An Unhappy New Year For The Unemployed

Last Saturday, unemployment benefits expired for 1.3 million Americans:

A record-low 25 percent of unemployed Americans will receive benefits now that Congress has allowed the federal program to expire, according to data from the Department of Labor compiled by House Democrats on the Ways and Means Committee. The number is the lowest since the Department of Labor began keeping records in 1946. Before Congress let the federal unemployment benefit-assistance plan expire on Dec. 28, 38 percent of unemployed Americans who paid unemployment taxes were receiving unemployment insurance either through their state or the federal government.

Unless Republicans agree to extend benefits, the number will continue to fall:

Nearly 72,000 people will lose unemployment benefits each week on average in the first half of 2014, according to new estimates released by House Democrats. Roughly 1.3 million Americans no longer receive those benefits as of Saturday. In total, an additional 1.9 million Americans could lose their benefits in the first six months of the new year, according to the estimates, if Congress doesn’t vote to extend the Emergency Unemployment Compensation program. Congress has voted to extend the program 11 times since its inception in 2008.

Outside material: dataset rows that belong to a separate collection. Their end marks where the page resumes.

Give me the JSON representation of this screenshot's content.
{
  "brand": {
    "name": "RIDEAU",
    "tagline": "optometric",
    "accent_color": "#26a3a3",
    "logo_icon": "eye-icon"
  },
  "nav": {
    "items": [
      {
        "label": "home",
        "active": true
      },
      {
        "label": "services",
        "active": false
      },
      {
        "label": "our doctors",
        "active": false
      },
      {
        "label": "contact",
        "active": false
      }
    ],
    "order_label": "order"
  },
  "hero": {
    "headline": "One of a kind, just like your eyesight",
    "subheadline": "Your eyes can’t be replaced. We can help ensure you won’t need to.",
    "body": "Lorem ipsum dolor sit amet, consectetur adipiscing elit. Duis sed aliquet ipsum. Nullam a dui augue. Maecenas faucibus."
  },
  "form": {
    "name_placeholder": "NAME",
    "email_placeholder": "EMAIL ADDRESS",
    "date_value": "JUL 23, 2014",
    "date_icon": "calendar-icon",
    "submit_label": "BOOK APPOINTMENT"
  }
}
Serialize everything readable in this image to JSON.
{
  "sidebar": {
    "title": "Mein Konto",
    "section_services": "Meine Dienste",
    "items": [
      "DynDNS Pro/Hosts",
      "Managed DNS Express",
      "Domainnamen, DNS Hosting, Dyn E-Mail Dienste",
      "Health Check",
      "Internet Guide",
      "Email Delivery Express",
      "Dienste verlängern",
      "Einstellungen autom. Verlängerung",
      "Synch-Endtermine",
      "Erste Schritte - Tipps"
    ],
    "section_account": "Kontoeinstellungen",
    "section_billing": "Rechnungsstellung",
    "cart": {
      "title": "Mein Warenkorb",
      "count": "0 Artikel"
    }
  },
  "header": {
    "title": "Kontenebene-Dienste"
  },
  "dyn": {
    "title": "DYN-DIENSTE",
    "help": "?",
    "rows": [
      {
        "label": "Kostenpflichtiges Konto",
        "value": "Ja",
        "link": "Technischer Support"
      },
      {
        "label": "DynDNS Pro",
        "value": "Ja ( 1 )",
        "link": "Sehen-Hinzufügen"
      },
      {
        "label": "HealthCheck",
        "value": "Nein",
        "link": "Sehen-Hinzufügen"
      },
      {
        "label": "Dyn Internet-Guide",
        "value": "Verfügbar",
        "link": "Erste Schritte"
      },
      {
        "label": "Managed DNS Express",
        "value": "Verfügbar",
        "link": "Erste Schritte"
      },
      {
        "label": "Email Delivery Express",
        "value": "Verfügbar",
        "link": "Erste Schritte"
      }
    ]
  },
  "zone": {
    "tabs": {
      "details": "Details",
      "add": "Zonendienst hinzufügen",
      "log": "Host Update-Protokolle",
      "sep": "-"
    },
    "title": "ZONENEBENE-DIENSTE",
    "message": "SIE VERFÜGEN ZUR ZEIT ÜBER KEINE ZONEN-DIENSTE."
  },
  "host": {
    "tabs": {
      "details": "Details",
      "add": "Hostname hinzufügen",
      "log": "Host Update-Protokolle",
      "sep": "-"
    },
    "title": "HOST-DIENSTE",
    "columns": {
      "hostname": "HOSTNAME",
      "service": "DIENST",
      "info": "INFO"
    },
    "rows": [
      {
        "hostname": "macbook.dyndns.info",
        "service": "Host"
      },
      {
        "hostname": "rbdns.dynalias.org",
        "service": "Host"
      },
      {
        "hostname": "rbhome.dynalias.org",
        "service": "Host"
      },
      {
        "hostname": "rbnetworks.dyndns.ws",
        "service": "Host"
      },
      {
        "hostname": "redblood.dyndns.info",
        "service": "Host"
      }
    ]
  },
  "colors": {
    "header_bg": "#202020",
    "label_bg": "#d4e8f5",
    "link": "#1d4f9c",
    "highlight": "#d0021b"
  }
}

Chait expects the GOP to do nothing about this crisis:

Both parties have fairly well-defined ideas about the general role of taxes, spending, and regulation. The difference is that the Democratic Party also has a policy agenda that is specifically related to the special conditions of high unemployment and low interest rates.

The Republicans are still merely asserting that their normal agenda applies just as well now as ever. The unique, dire conditions of the Great Recession shouldn’t be expected to undo all the party’s program, or to alter its general long-term ideas. (Democrats have not, and should not, given up their preference for universal health insurance, reduced greenhouse gas emissions, and so on, nor should Republicans have to abandon their preference for the opposite.) What they lack is any legislative response to the economic crisis. They just want to get back to normal, and since normality has not arrived, they’d just as soon pretend it has.

Barro made related points in the middle of last month:

As with many economic issues, there is a gap between conservative wonks and conservative policymakers. Many conservative economic policy wonks break with the Republican party by favoring one or more recession-specific economic policies. Economists Luigi Zingales and Glenn Hubbard have called for aggressive programs to modify mortgages. Scott Sumner, David Beckworth, Josh Hendrickson and others have promoted monetary intervention to combat recessions. Michael Strain has promoted a suite of reforms, mostly aimed at the labor market, that would aim to cut unemployment in recessions.

But acceptance of these policies among actual Republican policymakers is near zero. The standard Republican answer for what to do about a bad economy is the same as their answer about what to do about a good economy. As with health care and bank regulation, economic recessions are a policy question to which conservatives have not the wrong answer, but no answer.